For one thing, I don’t understand why you would make a movie adaptation of a videogame and then make subtle and unnecessary changes in the game’s mythos that is sure to alienate your target audience. I don’t mind artistic license and when adapting something out of any medium you have to expect changes to be made, but those should be changes that enhance the storytelling process or reflect the technology available to recreate the action, not changes that are seemingly out of the writer’s ego to place their own stamp on a franchise that was doing just fine before they decided to make a movie based on it.

The fight sequences, to be fair, are pretty well done at least to my admittedly untrained eye. I’m sure martial arts purists were shuddering at some of the moves executed by the actors; at times even I could tell that the actors weren’t hitting the moves correctly. That’s a definite problem for a movie so rooted in martial arts. Also to the good, Bartkowiak has created a look as far as the Bangkok backstreets are concerned that is stylish and fun. The visual aspect of the film is solid.

Duncan is having a marvelous time as Balrog. When he grins, you get the impression that he’s thinking “I’m getting paid for this?” His work makes the movie watchable. Sadly, some of the other actors don’t fair as well. Klein, whose previous career highlight was the American Pie films, is probably not the right guy for the role of Nash which might have benefitted from someone along the lines of a Taylor Kitsch or a Chris Hemsworth. Also McDonough’s accent slips from a standard American to a pseudo-Irish oddly; it winds up being a distraction.

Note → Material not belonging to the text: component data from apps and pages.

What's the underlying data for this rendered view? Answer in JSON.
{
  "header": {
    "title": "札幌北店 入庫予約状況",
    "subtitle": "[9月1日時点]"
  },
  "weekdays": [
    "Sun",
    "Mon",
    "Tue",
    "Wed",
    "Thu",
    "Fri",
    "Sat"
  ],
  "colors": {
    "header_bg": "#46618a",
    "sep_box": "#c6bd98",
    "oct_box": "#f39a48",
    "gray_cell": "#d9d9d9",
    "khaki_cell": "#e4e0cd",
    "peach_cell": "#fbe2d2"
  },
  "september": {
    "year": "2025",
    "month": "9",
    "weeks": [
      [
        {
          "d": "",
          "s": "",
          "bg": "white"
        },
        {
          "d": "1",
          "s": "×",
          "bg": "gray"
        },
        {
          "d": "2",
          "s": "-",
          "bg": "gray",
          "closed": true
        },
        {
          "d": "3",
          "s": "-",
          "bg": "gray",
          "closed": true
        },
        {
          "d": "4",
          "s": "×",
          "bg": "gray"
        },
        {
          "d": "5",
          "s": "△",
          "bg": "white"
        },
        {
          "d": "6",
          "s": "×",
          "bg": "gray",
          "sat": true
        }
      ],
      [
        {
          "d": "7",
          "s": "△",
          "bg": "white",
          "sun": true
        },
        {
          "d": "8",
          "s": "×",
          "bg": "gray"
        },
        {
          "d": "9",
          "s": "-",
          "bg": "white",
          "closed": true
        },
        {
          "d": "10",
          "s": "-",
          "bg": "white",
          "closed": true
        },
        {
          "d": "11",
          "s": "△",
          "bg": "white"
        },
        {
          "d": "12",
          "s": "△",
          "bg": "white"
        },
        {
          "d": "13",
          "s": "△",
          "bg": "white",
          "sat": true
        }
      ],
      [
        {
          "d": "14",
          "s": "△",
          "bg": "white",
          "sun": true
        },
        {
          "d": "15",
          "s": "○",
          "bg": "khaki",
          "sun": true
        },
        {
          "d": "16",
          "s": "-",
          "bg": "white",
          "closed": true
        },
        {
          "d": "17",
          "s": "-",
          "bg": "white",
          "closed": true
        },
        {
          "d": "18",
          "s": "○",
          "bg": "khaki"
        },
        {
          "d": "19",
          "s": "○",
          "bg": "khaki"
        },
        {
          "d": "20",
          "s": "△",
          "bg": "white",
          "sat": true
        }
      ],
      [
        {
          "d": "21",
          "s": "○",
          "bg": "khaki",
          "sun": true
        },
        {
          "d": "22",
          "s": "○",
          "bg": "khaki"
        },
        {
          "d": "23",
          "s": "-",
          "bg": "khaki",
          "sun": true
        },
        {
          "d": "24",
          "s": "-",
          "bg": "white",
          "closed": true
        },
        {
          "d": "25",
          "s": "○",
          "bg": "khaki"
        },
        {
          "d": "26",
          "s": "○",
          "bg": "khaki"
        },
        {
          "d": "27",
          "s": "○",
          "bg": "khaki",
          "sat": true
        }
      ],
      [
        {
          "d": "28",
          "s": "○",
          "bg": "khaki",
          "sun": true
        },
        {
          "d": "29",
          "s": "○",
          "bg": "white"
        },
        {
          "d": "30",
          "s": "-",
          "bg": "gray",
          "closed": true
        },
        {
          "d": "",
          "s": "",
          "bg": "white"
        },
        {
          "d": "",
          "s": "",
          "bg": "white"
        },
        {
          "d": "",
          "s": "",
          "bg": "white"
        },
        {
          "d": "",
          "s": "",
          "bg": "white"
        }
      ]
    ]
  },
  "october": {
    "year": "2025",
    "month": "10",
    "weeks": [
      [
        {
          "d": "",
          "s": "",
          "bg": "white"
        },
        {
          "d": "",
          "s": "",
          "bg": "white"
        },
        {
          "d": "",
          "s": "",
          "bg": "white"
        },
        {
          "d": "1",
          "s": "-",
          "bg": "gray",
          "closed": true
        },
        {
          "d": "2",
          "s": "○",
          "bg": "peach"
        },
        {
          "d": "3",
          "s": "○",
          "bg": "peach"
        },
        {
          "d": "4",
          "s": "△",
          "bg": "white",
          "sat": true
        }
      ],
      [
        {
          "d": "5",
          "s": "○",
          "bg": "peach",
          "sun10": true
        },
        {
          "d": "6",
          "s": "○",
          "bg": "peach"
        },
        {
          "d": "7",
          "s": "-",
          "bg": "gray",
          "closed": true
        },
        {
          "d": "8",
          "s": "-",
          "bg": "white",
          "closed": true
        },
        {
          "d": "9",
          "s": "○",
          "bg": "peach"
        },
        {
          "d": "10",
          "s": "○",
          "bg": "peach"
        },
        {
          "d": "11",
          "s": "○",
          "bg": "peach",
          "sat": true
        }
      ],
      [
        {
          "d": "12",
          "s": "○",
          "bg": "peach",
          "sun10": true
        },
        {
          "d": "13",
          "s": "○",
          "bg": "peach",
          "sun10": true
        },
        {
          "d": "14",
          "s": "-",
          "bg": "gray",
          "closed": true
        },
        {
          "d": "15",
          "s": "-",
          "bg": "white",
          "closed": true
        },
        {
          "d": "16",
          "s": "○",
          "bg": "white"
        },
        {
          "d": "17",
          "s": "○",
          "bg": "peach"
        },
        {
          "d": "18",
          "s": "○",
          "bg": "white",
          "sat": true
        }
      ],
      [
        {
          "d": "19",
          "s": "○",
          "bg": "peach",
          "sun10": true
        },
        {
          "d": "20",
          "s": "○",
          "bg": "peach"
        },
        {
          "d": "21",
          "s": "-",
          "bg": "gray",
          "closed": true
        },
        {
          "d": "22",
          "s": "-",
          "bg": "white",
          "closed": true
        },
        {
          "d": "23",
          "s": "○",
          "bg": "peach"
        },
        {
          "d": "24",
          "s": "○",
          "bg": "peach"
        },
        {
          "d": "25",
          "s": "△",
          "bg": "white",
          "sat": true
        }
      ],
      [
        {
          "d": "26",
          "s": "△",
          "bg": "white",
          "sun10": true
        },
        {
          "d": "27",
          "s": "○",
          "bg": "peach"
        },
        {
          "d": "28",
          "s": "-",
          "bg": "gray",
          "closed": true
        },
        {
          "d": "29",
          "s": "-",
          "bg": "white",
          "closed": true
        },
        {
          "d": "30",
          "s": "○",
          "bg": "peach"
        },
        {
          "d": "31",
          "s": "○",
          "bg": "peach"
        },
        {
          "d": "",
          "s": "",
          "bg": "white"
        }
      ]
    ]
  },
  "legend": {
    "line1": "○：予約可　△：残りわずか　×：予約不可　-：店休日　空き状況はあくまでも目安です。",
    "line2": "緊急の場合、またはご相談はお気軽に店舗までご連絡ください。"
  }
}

There are also some strange plot devices; for example, when Chun Li announces that she needs to do further research into Bison’s criminal enterprise, the first place she goes is Google. Wouldn’t it be nice if the Gambino family had a website?

This is meant to be disposable, easily digestible action fare and to a large extent it is. The movie is seriously flawed, however, which may give those looking for superior action films pause. There is enough to like here that I can give it a slight recommendation, but be aware that even those who love the videogame may have some problems with the movie version.

WHY RENT THIS: Bartkowiak has a distinctive visual style and most of the fight scenes are impressive to the layman. Duncan seems to be having a great time and attacks his role with gusto.

WHY RENT SOMETHING ELSE: Standard videogame adaptation fare with not a whole lot of plot to speak of.

FAMILY VALUES: Plenty of martial arts violence, but nothing that would bother the average teen. If you think it’s okay for your child to play the videogame, chances are the movie will be fine too.

TRIVIAL PURSUIT: Robin Shou has also appeared in the Mortal Kombat movies, making him the only cast member to date to have appeared in other movies based on videogames.

NOTABLE DVD EXTRAS: The Blu-Ray and Special Edition DVD include an animated comic book called Street Fighter: Round One – Fight! which should appeal to fans of the videogame series, as well as some features on the training the actors went through to become onscreen martial arts masters. The Blu-Ray contains a trivia track (a favorite feature of Da Queen).

FINAL RATING: 5/10

TOMORROW: From Paris With Love